The house is now Jane Austen's House Museum, a beautiful 17th-century cottage in an idyllic setting. The museum is full of fascinating Regency era possessions and detailed information on Austen’s life. Jane Austen’s house is considered the most treasured Austen site in the world and is a must-see for fans of Pride and Prejudice 

Beautiful beaches at Lyme Regis 

Jane Austen is known to have enjoyed regular trips to the beautiful coastal town of Lyme Regis located on the south coast of England. There are letters that Austen wrote to her sister Cassandra, describing her peaceful walks along the seafront in Lyme Regis. Austen also mentioned her love of the area and her experiences there in her novel Persuasion 

Lyme Regis is a picturesque seaside town that is home to the famous 13th century Cobb harbour. The area boasts beautiful sandy beaches, elegant cobbled streets, and terraced gardens. It is one of the most popular coastal resorts in the UK and attracts more than 150,000 visitors a year according to LymeOnline 


Chatsworth House in Derbyshire was Austen’s inspiration behind Mr Darcy’s fictional estate in Pride and Prejudice. Austen was staying in the nearby village of Bakewell while writing the novel and is thought to have been blown away by the beauty of the estate. Most of the BBC version of Pride and Prejudice (1995), was filmed on the Chatsworth Estate. 

You can visit Chatsworth House and explore the property’s 30 luxurious rooms, stroll around the 105-acre garden or view the estate’s private art collection featuring high-end artworks. Chatsworth also offers an indulgent afternoon tea that is perfect for special occasions. You can visit the Chatsworth House website to book afternoon tea at the estate.   

St Nicholas' Church 

St Nicholas' Church in Steventon is where Jane Austen and her family attended weekly mass services when she was a child. The quaint mottled stone church is believed to have inspired many of the wedding scenes described in Austen’s novels. Austen lived in Steventon for the first 25 years of her life, during which time she wrote the most of Pride and Prejudice, Sense and Sensibility and Northanger Abbey. 

To honour the Jane Austen heritage, villagers meet and greet many visitors to the church and encourage local community involvement. In 2017, church and village marked the 200th anniversary of her death by organising a festival of various events to raise money for the church. 

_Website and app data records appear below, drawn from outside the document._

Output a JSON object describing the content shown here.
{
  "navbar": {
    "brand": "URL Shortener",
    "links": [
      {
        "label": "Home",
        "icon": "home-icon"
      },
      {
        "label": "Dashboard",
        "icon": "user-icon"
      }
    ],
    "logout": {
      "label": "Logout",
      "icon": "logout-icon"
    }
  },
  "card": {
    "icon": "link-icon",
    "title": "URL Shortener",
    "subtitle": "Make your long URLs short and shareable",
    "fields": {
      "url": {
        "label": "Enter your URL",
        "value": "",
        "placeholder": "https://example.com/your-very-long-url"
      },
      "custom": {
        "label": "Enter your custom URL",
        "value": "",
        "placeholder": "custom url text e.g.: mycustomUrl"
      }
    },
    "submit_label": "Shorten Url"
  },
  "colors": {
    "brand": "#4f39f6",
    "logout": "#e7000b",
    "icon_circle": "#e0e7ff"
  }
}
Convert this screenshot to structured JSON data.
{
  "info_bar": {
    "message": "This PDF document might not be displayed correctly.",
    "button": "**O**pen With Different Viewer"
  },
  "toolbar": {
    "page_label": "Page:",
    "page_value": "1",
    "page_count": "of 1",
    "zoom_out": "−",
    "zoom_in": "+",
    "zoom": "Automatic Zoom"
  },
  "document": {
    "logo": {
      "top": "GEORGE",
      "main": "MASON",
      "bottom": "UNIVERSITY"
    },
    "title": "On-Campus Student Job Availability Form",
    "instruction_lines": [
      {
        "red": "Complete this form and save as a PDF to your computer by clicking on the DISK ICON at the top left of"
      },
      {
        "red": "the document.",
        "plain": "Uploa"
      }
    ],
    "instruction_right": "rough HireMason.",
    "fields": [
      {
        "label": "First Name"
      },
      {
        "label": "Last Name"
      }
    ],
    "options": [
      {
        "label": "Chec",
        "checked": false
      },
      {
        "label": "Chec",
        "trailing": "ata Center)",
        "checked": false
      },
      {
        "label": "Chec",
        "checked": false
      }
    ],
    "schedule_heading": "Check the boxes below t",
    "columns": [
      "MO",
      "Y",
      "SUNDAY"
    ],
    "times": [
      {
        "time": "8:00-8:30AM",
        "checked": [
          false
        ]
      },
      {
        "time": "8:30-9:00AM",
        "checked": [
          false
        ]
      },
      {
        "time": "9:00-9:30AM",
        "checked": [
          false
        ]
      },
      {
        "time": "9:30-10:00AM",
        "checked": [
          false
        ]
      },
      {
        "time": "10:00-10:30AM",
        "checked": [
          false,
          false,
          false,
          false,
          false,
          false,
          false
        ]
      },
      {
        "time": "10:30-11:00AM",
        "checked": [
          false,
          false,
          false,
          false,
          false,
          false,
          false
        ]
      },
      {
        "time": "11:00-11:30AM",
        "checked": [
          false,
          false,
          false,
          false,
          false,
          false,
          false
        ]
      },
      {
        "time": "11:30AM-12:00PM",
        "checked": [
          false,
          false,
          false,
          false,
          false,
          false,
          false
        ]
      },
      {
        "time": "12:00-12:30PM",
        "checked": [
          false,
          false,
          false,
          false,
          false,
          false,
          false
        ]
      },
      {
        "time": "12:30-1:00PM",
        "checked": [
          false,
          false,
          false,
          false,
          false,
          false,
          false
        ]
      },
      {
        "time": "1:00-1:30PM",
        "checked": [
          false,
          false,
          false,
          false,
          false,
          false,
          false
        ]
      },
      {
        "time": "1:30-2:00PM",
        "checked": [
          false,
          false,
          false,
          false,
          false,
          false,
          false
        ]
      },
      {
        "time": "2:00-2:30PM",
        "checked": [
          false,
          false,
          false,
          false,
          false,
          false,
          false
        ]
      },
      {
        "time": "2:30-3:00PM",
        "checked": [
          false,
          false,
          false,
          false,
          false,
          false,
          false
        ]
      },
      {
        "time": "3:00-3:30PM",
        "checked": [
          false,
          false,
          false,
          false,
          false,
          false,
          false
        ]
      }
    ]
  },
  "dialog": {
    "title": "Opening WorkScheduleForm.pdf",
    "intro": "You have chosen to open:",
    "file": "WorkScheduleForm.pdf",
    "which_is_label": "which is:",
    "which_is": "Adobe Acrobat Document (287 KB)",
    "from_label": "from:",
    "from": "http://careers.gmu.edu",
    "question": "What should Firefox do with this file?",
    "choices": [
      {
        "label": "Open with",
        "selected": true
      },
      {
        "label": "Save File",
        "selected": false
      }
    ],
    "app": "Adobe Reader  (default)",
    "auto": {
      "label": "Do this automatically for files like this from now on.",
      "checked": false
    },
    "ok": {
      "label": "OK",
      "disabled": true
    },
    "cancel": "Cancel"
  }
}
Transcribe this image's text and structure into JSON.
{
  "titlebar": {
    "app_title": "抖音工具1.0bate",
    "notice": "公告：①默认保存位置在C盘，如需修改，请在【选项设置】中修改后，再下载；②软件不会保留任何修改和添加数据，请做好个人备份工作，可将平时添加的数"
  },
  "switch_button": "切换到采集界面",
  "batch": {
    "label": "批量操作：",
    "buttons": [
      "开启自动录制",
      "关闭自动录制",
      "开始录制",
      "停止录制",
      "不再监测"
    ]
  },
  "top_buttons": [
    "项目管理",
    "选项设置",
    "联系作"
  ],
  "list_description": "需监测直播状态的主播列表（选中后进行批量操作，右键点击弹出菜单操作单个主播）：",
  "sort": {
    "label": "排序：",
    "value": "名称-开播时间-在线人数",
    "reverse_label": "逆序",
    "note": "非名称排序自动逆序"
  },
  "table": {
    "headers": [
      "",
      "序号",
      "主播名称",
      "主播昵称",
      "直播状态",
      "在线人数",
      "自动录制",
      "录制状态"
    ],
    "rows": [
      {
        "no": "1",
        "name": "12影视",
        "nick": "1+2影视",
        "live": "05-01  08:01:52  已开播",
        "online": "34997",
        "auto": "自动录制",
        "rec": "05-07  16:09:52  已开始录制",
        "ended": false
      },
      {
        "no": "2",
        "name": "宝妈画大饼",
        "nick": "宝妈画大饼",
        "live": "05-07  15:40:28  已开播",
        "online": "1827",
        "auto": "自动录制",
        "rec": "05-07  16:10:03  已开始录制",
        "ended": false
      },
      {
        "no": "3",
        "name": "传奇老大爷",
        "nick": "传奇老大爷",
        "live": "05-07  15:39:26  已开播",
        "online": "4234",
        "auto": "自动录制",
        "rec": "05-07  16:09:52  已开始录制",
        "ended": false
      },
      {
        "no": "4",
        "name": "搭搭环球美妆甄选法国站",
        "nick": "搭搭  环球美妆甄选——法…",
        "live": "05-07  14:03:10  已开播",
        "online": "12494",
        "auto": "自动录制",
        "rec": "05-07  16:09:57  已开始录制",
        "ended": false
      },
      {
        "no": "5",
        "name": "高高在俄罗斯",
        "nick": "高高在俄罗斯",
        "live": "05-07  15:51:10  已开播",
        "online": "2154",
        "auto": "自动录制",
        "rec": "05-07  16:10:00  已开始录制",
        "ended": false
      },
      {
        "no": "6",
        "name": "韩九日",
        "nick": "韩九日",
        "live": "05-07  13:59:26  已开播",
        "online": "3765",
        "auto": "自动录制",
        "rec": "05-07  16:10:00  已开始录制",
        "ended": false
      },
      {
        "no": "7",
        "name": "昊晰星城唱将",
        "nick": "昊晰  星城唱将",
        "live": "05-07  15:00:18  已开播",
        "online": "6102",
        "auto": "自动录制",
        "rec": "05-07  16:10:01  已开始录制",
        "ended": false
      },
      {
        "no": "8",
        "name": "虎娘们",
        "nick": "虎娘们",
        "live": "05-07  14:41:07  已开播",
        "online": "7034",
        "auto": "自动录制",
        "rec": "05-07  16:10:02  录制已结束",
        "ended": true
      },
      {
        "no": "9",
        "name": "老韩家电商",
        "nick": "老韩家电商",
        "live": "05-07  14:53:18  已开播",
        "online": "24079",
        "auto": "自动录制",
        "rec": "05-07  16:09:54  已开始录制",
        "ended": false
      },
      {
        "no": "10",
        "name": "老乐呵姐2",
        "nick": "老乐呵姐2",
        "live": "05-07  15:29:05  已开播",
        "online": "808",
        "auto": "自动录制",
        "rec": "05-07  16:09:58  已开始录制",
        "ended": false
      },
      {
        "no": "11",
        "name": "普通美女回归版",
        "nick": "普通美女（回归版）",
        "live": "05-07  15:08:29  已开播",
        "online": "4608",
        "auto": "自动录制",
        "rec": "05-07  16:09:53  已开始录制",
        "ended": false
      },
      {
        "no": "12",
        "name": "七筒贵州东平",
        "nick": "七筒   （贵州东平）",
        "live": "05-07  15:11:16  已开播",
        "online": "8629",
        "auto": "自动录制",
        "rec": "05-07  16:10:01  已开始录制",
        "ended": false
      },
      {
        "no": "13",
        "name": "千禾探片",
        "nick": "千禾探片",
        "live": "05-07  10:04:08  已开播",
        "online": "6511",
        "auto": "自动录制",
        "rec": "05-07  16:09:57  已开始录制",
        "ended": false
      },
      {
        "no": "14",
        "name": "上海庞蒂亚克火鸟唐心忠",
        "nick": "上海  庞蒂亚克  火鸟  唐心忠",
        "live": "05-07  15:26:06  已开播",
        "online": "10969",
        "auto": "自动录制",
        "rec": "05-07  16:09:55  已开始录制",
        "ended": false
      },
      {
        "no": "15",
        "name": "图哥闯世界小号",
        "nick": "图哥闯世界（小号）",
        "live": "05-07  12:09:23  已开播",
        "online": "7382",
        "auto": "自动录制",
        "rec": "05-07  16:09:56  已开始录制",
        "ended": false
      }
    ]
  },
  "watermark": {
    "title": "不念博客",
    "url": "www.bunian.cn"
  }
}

These famous spots should be visited by any Jane Austen fan. Well-known landmarks from Jane Austen’s life have brought in a substantial amount of tourism. The beauty of the English countryside and cities like Bath have inspired many of Jane Austen’s novels and made people fall in love with Regency-era Britain. Start planning your Jane Austen-inspired journey around England!  

If you're thinking about taking Meghan's advice and visiting a few Austen-related sites then we have great news for you - the Jane Austen Centre is open now! Click here to get your tickets.

Meghan Taylor is an emerging freelance writer and a Jane Austen fanatic. Having grown up surrounded by books, Meghan was introduced to Austen during secondary school, where she fell in love with her witty text and strong-minded characters. Since then, Meghan has read Austen’s novels over and over, especially during the past year or so, where she was often found curled up with one of her books during lockdown. When it comes to her own writing, Austen has inspired Meghan in many ways, not only with her determination to share her stories with the world, but also through her skills and knowledge – something that Meghan hopes is reflected in her own works.  
If you, like Meghan, would like to contribute to the Jane Austen blog, please have a look at our submission guidelines.



Leave a comment

This site is protected by reCAPTCHA and the Google Privacy Policy and Terms of Service apply.

All comments are moderated before being published.

Read more

Jane Austen and Her Lockdown Legacy -

Jane Austen and Her Lockdown Legacy

Meghan Taylor offers her thoughts on how Jane Austen can inspire us as we leave Covid-19 lockdown.

Read more
Why Did I Wait So Long to Read Jane Austen? -
Bride and Prejudice

Why Did I Wait So Long to Read Jane Austen?

Joshua Raff on His Pandemic Jane-Quest The text of this article is replicated with the kind permission of LitHub. The full text is available here.   I came to Jane Austen late. As a lifelong reade...

Read more